The fight over historic Studio A is far from over. Last week, owner Harold Bradley bluntly told Metro Council the office building that houses the recording studio is outdated and not worth preserving.
Of course, the cry to “Save Studio A” quickly expanded into “Save Music Row,” but what does that mean, exactly? With condos moving in and big labels headed downtown, with recording being done in Berry Hill, East Nashville and people’s home studios, what is Music Row now?
Signs Of Change
Drive down 16th and 17th avenues and you’ll still pass dozens of old, converted bungalows and cottages converted to studios and offices. Signs in the yards announce lots of music publishing houses, artist management agencies and independent record labels. But there are signs for lawyers, architects, eye doctors and hair salons, too –not to mention the “for sale” signs.
Producer and songwriter Jerry Michael has been working around the neighborhood since the late ’70s. He says he’s seen Music Row go through cycles: offices close, rent goes up, but new labels keep on finding a way to move in.
In the past, relatively affordable property values helped that process along. Owen and Harold Bradley paid just $7,500 for the boarding house they turned into the first Music Row studio back in the early 1950s. But now a similarly-sized old four-square is listed for $1.2 million.
When asked if there’s a danger of music offices being priced out, Michael nods and says that’s true to a certain extent, but that “great songs will always get a way through.” He seems confident the music industry is here to stay, even if it doesn’t dominate the neighborhood anymore — and even if the place just doesn’t feel like it used to.
“There was such a vibe that went on down here years ago that a lot of people have missed,” Michael says. But his nostalgia only goes so far. “The music business changes, you have to go right with it. It’s just a part of the business.”
Where The Guitar Still Gets Passed Around
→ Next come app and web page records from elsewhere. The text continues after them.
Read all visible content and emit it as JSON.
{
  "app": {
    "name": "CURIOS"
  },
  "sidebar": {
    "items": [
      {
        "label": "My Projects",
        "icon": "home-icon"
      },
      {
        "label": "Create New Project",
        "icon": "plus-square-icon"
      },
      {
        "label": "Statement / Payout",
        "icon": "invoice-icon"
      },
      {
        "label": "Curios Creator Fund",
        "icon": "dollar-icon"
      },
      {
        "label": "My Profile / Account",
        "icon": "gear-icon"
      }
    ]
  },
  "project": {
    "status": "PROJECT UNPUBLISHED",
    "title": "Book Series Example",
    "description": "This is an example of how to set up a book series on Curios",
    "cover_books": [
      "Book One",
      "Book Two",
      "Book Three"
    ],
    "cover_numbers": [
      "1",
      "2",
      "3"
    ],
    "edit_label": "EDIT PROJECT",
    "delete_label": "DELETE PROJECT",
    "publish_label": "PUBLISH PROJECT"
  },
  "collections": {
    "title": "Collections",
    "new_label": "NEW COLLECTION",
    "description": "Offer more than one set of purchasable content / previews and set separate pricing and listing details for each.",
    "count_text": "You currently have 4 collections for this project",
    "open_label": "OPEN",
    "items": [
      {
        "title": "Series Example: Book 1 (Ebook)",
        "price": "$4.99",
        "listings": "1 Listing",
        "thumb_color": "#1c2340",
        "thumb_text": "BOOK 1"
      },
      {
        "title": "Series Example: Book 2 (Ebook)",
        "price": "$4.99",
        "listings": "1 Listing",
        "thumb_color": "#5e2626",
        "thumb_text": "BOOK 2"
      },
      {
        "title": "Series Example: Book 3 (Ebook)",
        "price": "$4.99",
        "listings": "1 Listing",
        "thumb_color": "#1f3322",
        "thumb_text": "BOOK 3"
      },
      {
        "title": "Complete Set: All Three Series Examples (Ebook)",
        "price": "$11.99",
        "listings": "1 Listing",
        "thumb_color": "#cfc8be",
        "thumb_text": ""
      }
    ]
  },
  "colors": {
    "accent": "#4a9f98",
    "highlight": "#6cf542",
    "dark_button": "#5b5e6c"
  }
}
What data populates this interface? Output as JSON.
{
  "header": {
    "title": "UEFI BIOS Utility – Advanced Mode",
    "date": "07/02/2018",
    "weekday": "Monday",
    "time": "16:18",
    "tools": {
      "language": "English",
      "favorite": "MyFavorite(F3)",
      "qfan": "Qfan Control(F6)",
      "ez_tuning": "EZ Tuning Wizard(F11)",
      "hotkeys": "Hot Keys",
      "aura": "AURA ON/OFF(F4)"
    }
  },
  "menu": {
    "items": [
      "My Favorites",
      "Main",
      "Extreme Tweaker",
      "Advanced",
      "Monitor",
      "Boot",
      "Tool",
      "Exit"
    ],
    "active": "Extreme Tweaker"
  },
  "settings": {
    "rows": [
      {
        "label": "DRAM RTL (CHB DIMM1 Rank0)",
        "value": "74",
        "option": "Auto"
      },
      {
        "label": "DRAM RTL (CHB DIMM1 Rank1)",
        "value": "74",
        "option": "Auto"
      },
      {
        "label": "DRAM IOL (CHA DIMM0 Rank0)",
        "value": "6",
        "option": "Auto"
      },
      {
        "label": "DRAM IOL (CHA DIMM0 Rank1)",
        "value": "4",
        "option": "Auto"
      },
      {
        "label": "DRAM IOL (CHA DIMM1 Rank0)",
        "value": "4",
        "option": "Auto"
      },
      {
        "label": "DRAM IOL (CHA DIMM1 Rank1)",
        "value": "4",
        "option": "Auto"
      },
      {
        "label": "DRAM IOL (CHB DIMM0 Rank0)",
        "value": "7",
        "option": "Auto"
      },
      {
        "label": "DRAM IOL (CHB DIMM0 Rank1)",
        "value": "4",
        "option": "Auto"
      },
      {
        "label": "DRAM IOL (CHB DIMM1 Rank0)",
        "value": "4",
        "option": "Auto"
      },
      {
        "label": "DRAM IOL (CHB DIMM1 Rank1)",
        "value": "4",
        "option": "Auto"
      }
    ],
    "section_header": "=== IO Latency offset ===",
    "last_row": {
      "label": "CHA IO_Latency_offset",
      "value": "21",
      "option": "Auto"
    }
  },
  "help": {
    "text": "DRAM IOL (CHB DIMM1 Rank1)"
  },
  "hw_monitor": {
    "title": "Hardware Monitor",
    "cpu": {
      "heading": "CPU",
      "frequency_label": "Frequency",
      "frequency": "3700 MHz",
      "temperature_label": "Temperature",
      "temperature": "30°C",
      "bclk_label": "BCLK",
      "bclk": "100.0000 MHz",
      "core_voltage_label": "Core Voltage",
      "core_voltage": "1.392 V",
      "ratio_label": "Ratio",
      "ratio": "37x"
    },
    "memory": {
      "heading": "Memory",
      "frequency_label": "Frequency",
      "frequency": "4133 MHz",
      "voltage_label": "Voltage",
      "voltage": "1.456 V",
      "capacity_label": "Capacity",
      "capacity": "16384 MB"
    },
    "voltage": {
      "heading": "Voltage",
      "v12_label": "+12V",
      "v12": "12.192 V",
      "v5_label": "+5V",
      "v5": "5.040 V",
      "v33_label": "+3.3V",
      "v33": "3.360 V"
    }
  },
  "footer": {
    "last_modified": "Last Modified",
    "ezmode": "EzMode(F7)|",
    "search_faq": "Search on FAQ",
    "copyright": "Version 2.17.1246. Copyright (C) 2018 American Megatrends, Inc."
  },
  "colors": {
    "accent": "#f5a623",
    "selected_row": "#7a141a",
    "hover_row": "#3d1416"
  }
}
At least some of the “Save Music Row” effort seems to be about trying to recapture that vibe. It’s an ephemeral thing with roots in a time when session players walked together from gig to gig, when folks who competed on the country charts regularly knocked back drinks together. So where better to see if there’s any of the old camraderie left than in last bar standing on Music Row?
Esther Rolls is a regular at Bobby’s Idle Hour, which she calls “one of the places that it actually happens.”
She’s got stories about big stars dropping by even now to grab a cold one. Those are strictly off the record (“Not if you’re recording,” she says as she waves away the microphone), but the autographs and photos plastered on the walls and support columns seem to bear out her claims. Rolls isn’t a musician, yet she says most of the other regulars are songwriters who play their guitars around the bar. There’s even an extra guitar hanging on the wall for anyone who doesn’t have their own handy.
Billy Ohlmeyer says that’s “the heart of Nashville”: sitting around, drinking a few beers, sharing the newest songs. According to Billy “O,” the Idle Hour is the only place in town where it still exists, so, “when that’s gone, that’s it.”
A few seats over, Esther’s husband, John, chimes in, remembering how people used to walk the streets with cassettes, walking right into publisher’s offices to try and pitch a song. He says that doesn’t happen anymore, that the offices won’t let a guy in the front door anymore.
“Music Row, it’s not gonna — it barely exists now,” Ohlmeyer says. “It’s on the endangered list, kind of like the bald eagle. Even the bald eagle’s not on the endangered list anymore, and look what’s happening here.”
He seems more resigned than sad, even as he uses the bar guitar to play a wistful song.
Screen door and a squeaky hinge
Clothes on the line drying in the wind
Smell of apple pie fresh from the oven …
The More Things Change…
But here’s the thing: Bobby’s Idle Hour is still around, even though developers razed its original building nearly a decade ago. The owners moved down the street, made a new place feel just as smoky and lived-in as the first, and the song-swapping resumed.
And today, about a block down the street, a fresh-faced songwriter named Nicolette Hayford emerges from a publisher’s office with a hopeful look on her face.
She says the dream of everybody coming to Nashville is the same as it ever was: “to have a place to go on Music Row, whether to write or just to try to find somebody to champion you, believe in you. That’s what all these little buildings represent.”
In the past few weeks, a group of label chiefs and producers have banded together, saying they want to be the ones that champion and believe in Music Row. But whatever form that ends up taking, it probably won’t restore the exact kind of community that was here 60, 40 or even 20 years ago.
Music Row has been been in flux for decades, any way you look at it. Fiddle tunes made way for steel guitars. An Army Surplus storage building became a legendary studio — then an office, and now a studio again. Labels have merged and split and merged again.
Maybe the real tradition of Music Row is constant change. If that’s the case, tradition is alive and well.